**PROBLEM:**
Only lines that contain the string "this" should be returned from the material below.

**INFORMATION:**
•••••

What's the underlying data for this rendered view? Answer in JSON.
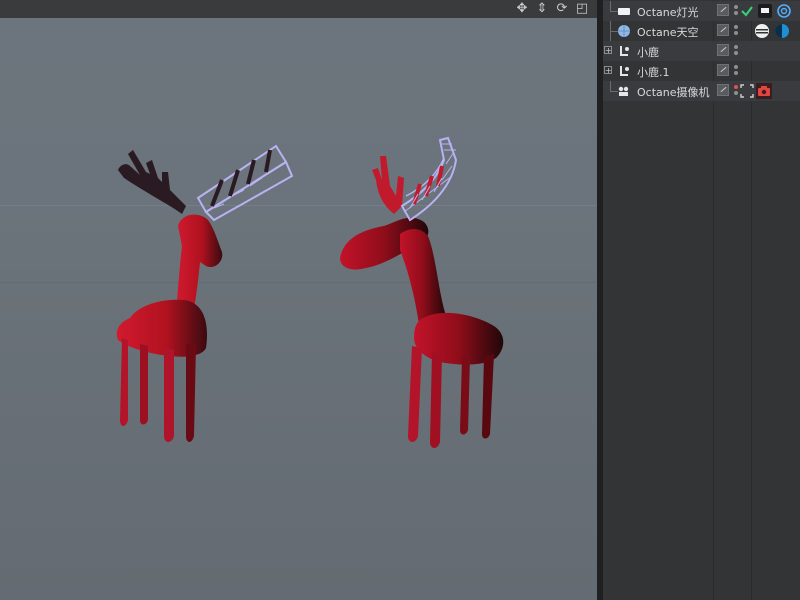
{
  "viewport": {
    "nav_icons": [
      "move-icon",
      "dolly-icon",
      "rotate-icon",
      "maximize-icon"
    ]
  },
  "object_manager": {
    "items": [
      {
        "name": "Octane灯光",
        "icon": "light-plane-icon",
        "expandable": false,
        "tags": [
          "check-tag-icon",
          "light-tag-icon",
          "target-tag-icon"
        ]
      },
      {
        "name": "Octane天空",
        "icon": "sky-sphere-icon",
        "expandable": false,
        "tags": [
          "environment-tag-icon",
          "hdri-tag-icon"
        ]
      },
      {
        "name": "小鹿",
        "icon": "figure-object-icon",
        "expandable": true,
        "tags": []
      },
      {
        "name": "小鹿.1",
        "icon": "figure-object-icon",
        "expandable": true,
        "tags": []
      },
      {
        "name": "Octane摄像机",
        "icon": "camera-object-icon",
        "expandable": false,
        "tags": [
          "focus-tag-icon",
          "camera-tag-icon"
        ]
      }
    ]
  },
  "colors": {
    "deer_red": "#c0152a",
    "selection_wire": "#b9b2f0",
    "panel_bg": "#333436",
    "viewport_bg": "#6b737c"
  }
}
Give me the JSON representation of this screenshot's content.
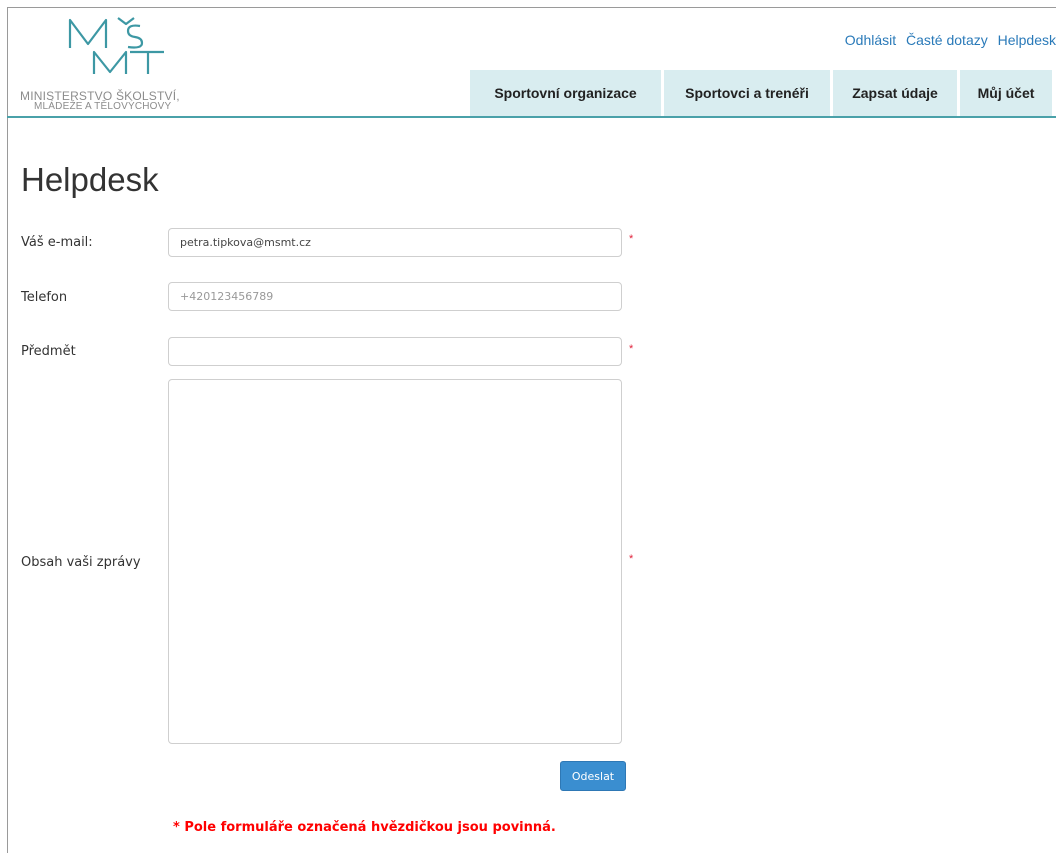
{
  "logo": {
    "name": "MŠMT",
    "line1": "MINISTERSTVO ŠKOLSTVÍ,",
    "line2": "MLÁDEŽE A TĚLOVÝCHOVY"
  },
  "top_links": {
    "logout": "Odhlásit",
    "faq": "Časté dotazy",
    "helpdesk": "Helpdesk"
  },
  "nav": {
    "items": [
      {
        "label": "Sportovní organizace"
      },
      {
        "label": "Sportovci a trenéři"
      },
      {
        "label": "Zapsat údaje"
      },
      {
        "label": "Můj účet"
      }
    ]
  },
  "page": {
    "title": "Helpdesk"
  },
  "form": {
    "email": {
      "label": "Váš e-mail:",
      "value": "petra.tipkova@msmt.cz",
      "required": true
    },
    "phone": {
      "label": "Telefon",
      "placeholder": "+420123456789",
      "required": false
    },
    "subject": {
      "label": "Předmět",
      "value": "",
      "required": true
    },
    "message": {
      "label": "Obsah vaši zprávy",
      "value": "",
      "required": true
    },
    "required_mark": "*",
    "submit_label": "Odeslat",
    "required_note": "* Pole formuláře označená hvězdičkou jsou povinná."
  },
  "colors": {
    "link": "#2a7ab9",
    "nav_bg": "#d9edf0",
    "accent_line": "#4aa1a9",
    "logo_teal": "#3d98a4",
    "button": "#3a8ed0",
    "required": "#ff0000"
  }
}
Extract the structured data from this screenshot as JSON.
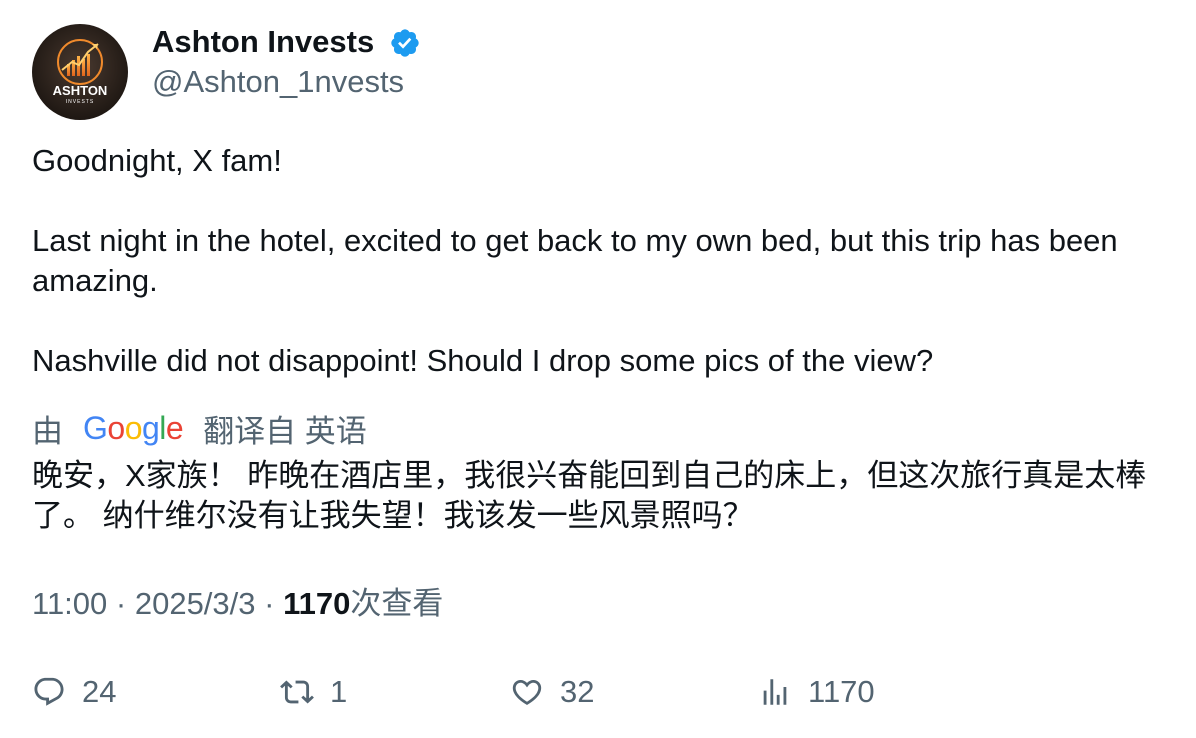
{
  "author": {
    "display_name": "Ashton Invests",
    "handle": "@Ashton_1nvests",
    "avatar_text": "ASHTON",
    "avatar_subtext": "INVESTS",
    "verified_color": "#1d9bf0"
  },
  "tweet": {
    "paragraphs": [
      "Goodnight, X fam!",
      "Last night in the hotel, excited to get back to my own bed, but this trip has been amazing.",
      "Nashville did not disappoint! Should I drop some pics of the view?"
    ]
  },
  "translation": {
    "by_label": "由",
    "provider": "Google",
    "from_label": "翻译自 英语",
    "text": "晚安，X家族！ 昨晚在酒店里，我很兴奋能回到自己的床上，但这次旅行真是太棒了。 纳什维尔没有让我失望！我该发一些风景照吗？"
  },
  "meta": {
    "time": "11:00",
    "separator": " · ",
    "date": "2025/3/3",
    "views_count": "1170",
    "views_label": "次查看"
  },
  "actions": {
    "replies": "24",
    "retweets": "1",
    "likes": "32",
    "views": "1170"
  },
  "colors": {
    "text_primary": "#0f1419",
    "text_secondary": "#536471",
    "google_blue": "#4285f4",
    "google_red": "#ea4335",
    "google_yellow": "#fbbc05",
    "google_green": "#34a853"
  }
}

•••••

**SOLUTION TO THE PROBLEM:**
What's the underlying data for this rendered view? Answer in JSON.
Give me the JSON representation of this screenshot's content.
Extract the structured data from this screenshot as JSON.
      "Last night in the hotel, excited to get back to my own bed, but this trip has been amazing.",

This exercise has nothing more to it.